- _WORK INSTRUCTIONS_: Provide the material again, with every line intact and exact.

- _GIVEN RECORDS_:
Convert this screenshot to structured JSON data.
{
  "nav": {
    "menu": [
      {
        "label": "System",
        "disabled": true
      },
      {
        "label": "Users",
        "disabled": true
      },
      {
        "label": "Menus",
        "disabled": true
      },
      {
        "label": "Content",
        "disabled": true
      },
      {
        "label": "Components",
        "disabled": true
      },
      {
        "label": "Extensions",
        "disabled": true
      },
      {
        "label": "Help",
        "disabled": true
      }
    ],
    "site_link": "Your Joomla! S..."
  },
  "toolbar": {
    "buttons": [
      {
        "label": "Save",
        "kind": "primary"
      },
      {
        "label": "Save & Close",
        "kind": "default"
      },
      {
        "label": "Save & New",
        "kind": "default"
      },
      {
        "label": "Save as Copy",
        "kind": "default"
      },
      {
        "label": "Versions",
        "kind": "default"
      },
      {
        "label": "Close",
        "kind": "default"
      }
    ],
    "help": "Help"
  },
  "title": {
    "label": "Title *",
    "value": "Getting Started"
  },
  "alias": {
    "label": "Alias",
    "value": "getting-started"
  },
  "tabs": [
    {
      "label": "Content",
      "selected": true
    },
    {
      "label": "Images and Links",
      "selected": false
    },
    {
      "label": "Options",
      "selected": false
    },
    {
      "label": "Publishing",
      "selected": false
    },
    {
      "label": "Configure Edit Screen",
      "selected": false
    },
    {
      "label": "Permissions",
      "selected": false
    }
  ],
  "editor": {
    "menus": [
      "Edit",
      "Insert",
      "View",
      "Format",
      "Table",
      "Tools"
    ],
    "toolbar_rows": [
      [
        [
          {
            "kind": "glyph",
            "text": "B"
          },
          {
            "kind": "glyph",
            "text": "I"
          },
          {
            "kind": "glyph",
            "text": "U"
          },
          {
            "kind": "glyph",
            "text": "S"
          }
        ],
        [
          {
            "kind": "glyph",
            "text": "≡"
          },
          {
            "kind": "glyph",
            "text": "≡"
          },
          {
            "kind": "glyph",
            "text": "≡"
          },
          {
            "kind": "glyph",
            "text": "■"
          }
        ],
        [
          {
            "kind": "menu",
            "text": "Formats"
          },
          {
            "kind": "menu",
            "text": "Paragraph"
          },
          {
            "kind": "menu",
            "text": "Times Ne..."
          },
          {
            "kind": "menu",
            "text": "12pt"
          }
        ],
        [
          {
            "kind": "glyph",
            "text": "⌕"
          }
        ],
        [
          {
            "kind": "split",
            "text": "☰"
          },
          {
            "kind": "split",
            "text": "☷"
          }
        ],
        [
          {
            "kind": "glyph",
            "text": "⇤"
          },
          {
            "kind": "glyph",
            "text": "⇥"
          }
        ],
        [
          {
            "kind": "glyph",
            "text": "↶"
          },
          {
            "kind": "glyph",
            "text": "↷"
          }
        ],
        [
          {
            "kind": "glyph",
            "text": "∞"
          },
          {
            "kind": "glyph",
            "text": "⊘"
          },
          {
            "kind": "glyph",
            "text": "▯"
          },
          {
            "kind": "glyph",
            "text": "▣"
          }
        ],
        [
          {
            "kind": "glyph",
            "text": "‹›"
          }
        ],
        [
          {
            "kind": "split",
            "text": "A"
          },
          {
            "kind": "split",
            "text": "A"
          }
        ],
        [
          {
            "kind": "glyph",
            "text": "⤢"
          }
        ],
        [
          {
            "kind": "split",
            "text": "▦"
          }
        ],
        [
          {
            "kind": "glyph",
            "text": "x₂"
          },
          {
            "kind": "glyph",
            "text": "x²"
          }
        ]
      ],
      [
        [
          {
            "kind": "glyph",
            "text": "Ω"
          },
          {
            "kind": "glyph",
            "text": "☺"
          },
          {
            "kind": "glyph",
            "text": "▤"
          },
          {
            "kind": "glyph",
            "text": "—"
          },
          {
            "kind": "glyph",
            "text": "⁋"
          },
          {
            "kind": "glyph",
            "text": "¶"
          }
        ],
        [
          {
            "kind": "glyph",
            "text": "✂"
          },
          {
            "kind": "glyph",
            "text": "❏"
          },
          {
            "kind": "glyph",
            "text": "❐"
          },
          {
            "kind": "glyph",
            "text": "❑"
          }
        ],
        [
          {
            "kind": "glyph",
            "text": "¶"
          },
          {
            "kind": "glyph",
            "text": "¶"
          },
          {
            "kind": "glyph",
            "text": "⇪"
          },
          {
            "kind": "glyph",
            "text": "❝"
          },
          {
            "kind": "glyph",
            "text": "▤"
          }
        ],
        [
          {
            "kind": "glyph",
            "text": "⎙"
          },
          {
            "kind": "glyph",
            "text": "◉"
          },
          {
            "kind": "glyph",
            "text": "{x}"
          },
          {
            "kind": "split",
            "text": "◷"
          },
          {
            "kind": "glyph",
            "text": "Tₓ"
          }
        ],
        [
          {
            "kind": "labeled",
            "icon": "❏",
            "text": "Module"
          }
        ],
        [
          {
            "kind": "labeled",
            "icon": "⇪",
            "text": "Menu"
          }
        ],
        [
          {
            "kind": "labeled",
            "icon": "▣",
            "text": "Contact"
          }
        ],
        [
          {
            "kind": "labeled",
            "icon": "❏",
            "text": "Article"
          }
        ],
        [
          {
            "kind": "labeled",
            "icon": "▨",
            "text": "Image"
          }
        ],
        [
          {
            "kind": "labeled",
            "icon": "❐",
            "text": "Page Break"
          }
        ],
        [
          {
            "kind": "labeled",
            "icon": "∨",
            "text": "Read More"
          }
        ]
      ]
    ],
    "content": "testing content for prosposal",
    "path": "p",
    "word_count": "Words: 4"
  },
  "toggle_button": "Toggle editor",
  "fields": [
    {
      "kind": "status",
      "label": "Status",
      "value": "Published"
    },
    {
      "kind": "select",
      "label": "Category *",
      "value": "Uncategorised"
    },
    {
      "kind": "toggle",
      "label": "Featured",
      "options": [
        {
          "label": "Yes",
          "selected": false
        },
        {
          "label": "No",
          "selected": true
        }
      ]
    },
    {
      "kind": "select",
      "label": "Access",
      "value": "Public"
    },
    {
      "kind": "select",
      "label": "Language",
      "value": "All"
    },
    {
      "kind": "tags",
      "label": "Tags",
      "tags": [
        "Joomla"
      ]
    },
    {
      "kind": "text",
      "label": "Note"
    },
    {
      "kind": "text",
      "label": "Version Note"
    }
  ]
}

- _EXERCISE SOLUTION_:
Convert this screenshot to structured JSON data.
{
  "nav": {
    "menu": [
      {
        "label": "System",
        "disabled": true
      },
      {
        "label": "Users",
        "disabled": true
      },
      {
        "label": "Menus",
        "disabled": true
      },
      {
        "label": "Content",
        "disabled": true
      },
      {
        "label": "Components",
        "disabled": true
      },
      {
        "label": "Extensions",
        "disabled": true
      },
      {
        "label": "Help",
        "disabled": true
      }
    ],
    "site_link": "Your Joomla! S..."
  },
  "toolbar": {
    "buttons": [
      {
        "label": "Save",
        "kind": "primary"
      },
      {
        "label": "Save & Close",
        "kind": "default"
      },
      {
        "label": "Save & New",
        "kind": "default"
      },
      {
        "label": "Save as Copy",
        "kind": "default"
      },
      {
        "label": "Versions",
        "kind": "default"
      },
      {
        "label": "Close",
        "kind": "default"
      }
    ],
    "help": "Help"
  },
  "title": {
    "label": "Title *",
    "value": "Getting Started"
  },
  "alias": {
    "label": "Alias",
    "value": "getting-started"
  },
  "tabs": [
    {
      "label": "Content",
      "selected": true
    },
    {
      "label": "Images and Links",
      "selected": false
    },
    {
      "label": "Options",
      "selected": false
    },
    {
      "label": "Publishing",
      "selected": false
    },
    {
      "label": "Configure Edit Screen",
      "selected": false
    },
    {
      "label": "Permissions",
      "selected": false
    }
  ],
  "editor": {
    "menus": [
      "Edit",
      "Insert",
      "View",
      "Format",
      "Table",
      "Tools"
    ],
    "toolbar_rows": [
      [
        [
          {
            "kind": "glyph",
            "text": "B"
          },
          {
            "kind": "glyph",
            "text": "I"
          },
          {
            "kind": "glyph",
            "text": "U"
          },
          {
            "kind": "glyph",
            "text": "S"
          }
        ],
        [
          {
            "kind": "glyph",
            "text": "≡"
          },
          {
            "kind": "glyph",
            "text": "≡"
          },
          {
            "kind": "glyph",
            "text": "≡"
          },
          {
            "kind": "glyph",
            "text": "■"
          }
        ],
        [
          {
            "kind": "menu",
            "text": "Formats"
          },
          {
            "kind": "menu",
            "text": "Paragraph"
          },
          {
            "kind": "menu",
            "text": "Times Ne..."
          },
          {
            "kind": "menu",
            "text": "12pt"
          }
        ],
        [
          {
            "kind": "glyph",
            "text": "⌕"
          }
        ],
        [
          {
            "kind": "split",
            "text": "☰"
          },
          {
            "kind": "split",
            "text": "☷"
          }
        ],
        [
          {
            "kind": "glyph",
            "text": "⇤"
          },
          {
            "kind": "glyph",
            "text": "⇥"
          }
        ],
        [
          {
            "kind": "glyph",
            "text": "↶"
          },
          {
            "kind": "glyph",
            "text": "↷"
          }
        ],
        [
          {
            "kind": "glyph",
            "text": "∞"
          },
          {
            "kind": "glyph",
            "text": "⊘"
          },
          {
            "kind": "glyph",
            "text": "▯"
          },
          {
            "kind": "glyph",
            "text": "▣"
          }
        ],
        [
          {
            "kind": "glyph",
            "text": "‹›"
          }
        ],
        [
          {
            "kind": "split",
            "text": "A"
          },
          {
            "kind": "split",
            "text": "A"
          }
        ],
        [
          {
            "kind": "glyph",
            "text": "⤢"
          }
        ],
        [
          {
            "kind": "split",
            "text": "▦"
          }
        ],
        [
          {
            "kind": "glyph",
            "text": "x₂"
          },
          {
            "kind": "glyph",
            "text": "x²"
          }
        ]
      ],
      [
        [
          {
            "kind": "glyph",
            "text": "Ω"
          },
          {
            "kind": "glyph",
            "text": "☺"
          },
          {
            "kind": "glyph",
            "text": "▤"
          },
          {
            "kind": "glyph",
            "text": "—"
          },
          {
            "kind": "glyph",
            "text": "⁋"
          },
          {
            "kind": "glyph",
            "text": "¶"
          }
        ],
        [
          {
            "kind": "glyph",
            "text": "✂"
          },
          {
            "kind": "glyph",
            "text": "❏"
          },
          {
            "kind": "glyph",
            "text": "❐"
          },
          {
            "kind": "glyph",
            "text": "❑"
          }
        ],
        [
          {
            "kind": "glyph",
            "text": "¶"
          },
          {
            "kind": "glyph",
            "text": "¶"
          },
          {
            "kind": "glyph",
            "text": "⇪"
          },
          {
            "kind": "glyph",
            "text": "❝"
          },
          {
            "kind": "glyph",
            "text": "▤"
          }
        ],
        [
          {
            "kind": "glyph",
            "text": "⎙"
          },
          {
            "kind": "glyph",
            "text": "◉"
          },
          {
            "kind": "glyph",
            "text": "{x}"
          },
          {
            "kind": "split",
            "text": "◷"
          },
          {
            "kind": "glyph",
            "text": "Tₓ"
          }
        ],
        [
          {
            "kind": "labeled",
            "icon": "❏",
            "text": "Module"
          }
        ],
        [
          {
            "kind": "labeled",
            "icon": "⇪",
            "text": "Menu"
          }
        ],
        [
          {
            "kind": "labeled",
            "icon": "▣",
            "text": "Contact"
          }
        ],
        [
          {
            "kind": "labeled",
            "icon": "❏",
            "text": "Article"
          }
        ],
        [
          {
            "kind": "labeled",
            "icon": "▨",
            "text": "Image"
          }
        ],
        [
          {
            "kind": "labeled",
            "icon": "❐",
            "text": "Page Break"
          }
        ],
        [
          {
            "kind": "labeled",
            "icon": "∨",
            "text": "Read More"
          }
        ]
      ]
    ],
    "content": "testing content for prosposal",
    "path": "p",
    "word_count": "Words: 4"
  },
  "toggle_button": "Toggle editor",
  "fields": [
    {
      "kind": "status",
      "label": "Status",
      "value": "Published"
    },
    {
      "kind": "select",
      "label": "Category *",
      "value": "Uncategorised"
    },
    {
      "kind": "toggle",
      "label": "Featured",
      "options": [
        {
          "label": "Yes",
          "selected": false
        },
        {
          "label": "No",
          "selected": true
        }
      ]
    },
    {
      "kind": "select",
      "label": "Access",
      "value": "Public"
    },
    {
      "kind": "select",
      "label": "Language",
      "value": "All"
    },
    {
      "kind": "tags",
      "label": "Tags",
      "tags": [
        "Joomla"
      ]
    },
    {
      "kind": "text",
      "label": "Note"
    },
    {
      "kind": "text",
      "label": "Version Note"
    }
  ]
}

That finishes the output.